KR: I did not know a lot about the LGBTQ history of Los Angeles, specifically. I knew a lot of the stories about San Francisco. I knew about New York, but I really didn’t know much about L.A. It has a very unique and very, very early and important history when it comes to gay rights, the Pride movement, and civil rights—that was exciting to learn. And particularly to see these interviews with gay elders from Los Angeles who were there from the beginning and to be able to capture their experience and their story —that was hugely eye-opening for me. And again, something that was really important to Rachel and me to include in the film.
And, you know, part of what really excited me about this project is that it’s an archival-heavy project. Those are some of my favorite projects to work on because it does transport us back into another time, even visually —there’s a texture that you get to play in with home videos and camcorder footage. There is a nostalgia there. But. I think it’s also about reframing that history and exposing something that maybe wasn’t seen or acknowledged in the moment.
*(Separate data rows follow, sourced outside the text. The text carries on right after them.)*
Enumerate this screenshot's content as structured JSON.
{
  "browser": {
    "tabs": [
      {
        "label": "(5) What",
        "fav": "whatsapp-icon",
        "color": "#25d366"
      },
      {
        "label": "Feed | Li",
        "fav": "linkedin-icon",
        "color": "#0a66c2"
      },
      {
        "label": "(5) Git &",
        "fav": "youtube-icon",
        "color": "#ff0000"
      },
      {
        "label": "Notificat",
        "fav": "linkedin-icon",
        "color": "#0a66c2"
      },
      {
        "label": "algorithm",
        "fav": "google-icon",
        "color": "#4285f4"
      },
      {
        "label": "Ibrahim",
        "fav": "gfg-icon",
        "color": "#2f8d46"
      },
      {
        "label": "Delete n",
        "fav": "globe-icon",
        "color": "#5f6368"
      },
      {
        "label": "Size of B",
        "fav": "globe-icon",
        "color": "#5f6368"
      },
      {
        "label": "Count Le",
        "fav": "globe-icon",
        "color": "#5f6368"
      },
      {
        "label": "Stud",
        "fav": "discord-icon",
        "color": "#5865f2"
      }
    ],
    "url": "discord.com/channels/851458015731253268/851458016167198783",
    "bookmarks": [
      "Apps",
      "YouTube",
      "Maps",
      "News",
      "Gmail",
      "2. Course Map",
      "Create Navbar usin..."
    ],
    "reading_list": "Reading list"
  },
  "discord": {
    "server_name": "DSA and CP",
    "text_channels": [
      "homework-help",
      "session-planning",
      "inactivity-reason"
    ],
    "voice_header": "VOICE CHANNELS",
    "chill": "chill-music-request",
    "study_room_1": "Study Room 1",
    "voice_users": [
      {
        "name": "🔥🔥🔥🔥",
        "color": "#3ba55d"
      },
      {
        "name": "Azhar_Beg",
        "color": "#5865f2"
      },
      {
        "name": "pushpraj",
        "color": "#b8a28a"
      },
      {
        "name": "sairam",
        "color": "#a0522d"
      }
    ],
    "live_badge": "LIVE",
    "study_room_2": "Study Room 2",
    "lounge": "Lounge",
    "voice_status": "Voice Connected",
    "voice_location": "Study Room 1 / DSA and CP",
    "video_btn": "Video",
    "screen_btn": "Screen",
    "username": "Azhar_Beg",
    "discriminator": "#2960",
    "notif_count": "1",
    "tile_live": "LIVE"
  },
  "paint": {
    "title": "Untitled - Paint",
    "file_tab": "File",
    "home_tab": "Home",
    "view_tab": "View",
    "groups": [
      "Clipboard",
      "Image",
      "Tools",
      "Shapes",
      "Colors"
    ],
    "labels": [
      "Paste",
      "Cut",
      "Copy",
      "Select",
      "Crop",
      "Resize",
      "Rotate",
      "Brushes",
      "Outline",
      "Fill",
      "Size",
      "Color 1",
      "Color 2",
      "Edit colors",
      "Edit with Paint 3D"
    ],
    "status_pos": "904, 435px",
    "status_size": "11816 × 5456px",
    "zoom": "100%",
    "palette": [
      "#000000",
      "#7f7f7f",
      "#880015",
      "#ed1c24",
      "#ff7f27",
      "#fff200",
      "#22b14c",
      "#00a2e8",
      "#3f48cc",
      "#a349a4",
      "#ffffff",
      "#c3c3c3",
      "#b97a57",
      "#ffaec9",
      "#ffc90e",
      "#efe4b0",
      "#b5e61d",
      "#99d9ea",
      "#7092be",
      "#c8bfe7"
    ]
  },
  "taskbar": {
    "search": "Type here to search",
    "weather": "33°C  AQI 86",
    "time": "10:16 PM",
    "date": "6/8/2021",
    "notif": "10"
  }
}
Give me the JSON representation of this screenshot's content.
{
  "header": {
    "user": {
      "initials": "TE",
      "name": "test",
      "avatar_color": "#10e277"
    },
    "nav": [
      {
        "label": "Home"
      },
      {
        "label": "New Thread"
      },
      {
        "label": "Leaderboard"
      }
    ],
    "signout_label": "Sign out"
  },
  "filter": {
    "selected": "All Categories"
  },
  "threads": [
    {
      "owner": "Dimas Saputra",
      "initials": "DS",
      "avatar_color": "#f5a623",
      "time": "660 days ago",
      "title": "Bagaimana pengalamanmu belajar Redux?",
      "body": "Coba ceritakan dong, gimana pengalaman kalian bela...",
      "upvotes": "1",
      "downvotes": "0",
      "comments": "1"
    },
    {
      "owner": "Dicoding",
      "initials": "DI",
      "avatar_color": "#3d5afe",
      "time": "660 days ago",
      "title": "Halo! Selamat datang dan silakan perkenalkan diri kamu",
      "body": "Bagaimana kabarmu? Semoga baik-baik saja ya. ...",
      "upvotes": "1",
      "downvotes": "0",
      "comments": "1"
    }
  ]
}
I love to be able to do that with projects.
AD: And what are you working on now?
KR: The next project that I’m working on right now is for Joey Soloway, the Transparent creator, and it’s similar. It’s also a personal story of their childhood experience growing up in this very experimental housing development in the south side of Chicago.
And as I’m learning, Chicago is a notoriously segregated city and this housing development was meant to be multi-racial, multi-socioeconomic status.
It’s again looking back in time, using a lot of archival material to examine this personal experience that, maybe now as an adult, Joey has a different perspective on, and also panning out to talk about some broader social, political, and cultural things.
AD: Looking forward to it! Thank you for your time, Kathryn. And good luck!
KR: Thank you!
Kathryn Robson is Emmy-nominated in the Outstanding Writing for a Nonfiction Program category. Circus of Books is available on Netflix.